As frustrating as I found it to talk about Hunter on the Internet during that time (and I still do, for much the same reason...funny that I'd be talking about it here, then), I am forced to admit that I'm glad for what the experience of loving a hated game taught me. First off, it made me much more confident in my own opinions, and willing and able to defend them. (Arguing about anything a lot will do that to a person.) But at the same time, it made me more receptive to the opinions of others, at least where gaming is concerned. I'm much more willing to try new games now, even those that I've heard bad things about before or am not sure whether I'll like; I know from experience that I can never be certain whether I'll find a new favorite.
Back when I started on my Hunter journey, I would have defended to the death the idea that some games are simply and provably better than others (and Hunter, of course, was one of the good ones). Certainly there are parts of some games (combat systems, for example) that are better than others, or at least work better in the circumstances in which the game is meant to be played, and many popular games got to be that way for a good reason.
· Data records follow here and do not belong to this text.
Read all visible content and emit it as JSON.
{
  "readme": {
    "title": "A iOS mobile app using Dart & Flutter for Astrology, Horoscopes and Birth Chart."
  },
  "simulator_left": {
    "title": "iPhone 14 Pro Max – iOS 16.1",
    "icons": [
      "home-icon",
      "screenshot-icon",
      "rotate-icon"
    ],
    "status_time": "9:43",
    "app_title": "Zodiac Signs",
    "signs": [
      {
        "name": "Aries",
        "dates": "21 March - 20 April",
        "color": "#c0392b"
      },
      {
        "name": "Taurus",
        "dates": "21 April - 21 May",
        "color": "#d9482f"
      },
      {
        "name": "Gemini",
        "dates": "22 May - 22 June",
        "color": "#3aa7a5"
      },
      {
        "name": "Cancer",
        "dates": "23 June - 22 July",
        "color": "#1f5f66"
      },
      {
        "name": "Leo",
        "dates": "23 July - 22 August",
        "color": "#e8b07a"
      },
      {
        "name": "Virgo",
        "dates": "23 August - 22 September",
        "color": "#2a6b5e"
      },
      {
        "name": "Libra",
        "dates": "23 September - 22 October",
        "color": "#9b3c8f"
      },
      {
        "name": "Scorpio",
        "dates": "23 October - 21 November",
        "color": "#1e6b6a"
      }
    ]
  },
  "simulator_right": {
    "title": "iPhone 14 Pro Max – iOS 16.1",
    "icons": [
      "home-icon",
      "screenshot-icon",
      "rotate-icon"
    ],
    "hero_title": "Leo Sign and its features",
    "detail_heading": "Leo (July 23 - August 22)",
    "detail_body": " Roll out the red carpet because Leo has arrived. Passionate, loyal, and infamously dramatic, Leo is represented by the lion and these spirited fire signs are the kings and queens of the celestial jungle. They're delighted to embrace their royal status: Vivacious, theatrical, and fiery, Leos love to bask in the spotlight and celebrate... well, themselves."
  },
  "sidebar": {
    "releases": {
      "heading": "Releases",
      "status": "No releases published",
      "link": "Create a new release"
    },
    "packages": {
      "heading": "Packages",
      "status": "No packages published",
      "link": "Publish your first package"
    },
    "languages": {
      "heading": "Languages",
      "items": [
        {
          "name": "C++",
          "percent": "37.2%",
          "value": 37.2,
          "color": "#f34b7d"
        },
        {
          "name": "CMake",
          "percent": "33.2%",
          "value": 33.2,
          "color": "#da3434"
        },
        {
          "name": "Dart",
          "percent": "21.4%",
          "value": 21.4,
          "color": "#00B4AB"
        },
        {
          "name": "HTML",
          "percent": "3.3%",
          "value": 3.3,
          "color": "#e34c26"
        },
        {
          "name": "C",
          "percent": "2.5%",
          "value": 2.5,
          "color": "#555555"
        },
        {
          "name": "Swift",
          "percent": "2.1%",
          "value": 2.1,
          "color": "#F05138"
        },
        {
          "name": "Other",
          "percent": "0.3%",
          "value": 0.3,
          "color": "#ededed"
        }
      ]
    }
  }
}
But I came to realize that popularity doesn't mean everything where the quality of a game is concerned, nor does public opinion of a game, necessarily. If a group of near-total strangers is having fun with a game I'd never play, or playing a game I like in a way I find distasteful and enjoying it, who am I to tell them that their game is terrible, or that they should stop having fun just because I wouldn't enjoy what they were doing? I would want them to extend the same courtesy to my Hunter group.
...the success of my Hunter group had everything to do with the people.
And if I follow that thought along a little further, I realize that the success of my Hunter group was only peripherally related to our having found a game that worked well with our interests and play style. Rather, it had everything to do with the people. We were blessed with an excellent GM and a group of four talented, reliable gamers whose personalities and play styles were different enough to create interest, yet similar enough to get along - a plot and story junkie, a character-focused method actor, a skilled puzzle solver and strategist, and a laid-back casual gamer to keep things from getting too serious. We could have taken any game and made it work for us under those circumstances. So the secret to good gaming isn't finding the perfect game and sticking with it at all costs; it's finding great players and sticking by them.
Everything changes. As I mentioned before, my Hunter group continues to meet weekly, though we're now giving D&D a try. Hunter: The Vigil was recently published; in my opinion, it improves on many things from Reckoning, though there are many aspects of the old game that didn't transfer and that I will miss. (My thoughts on this may be forthcoming in a future Gamegrene article.) The important thing is what my experience with Hunter taught me. So now I'd love to hear from you: What unpopular games do you love? How has it changed or improved you as a gamer? I have a feeling that my experience is shared.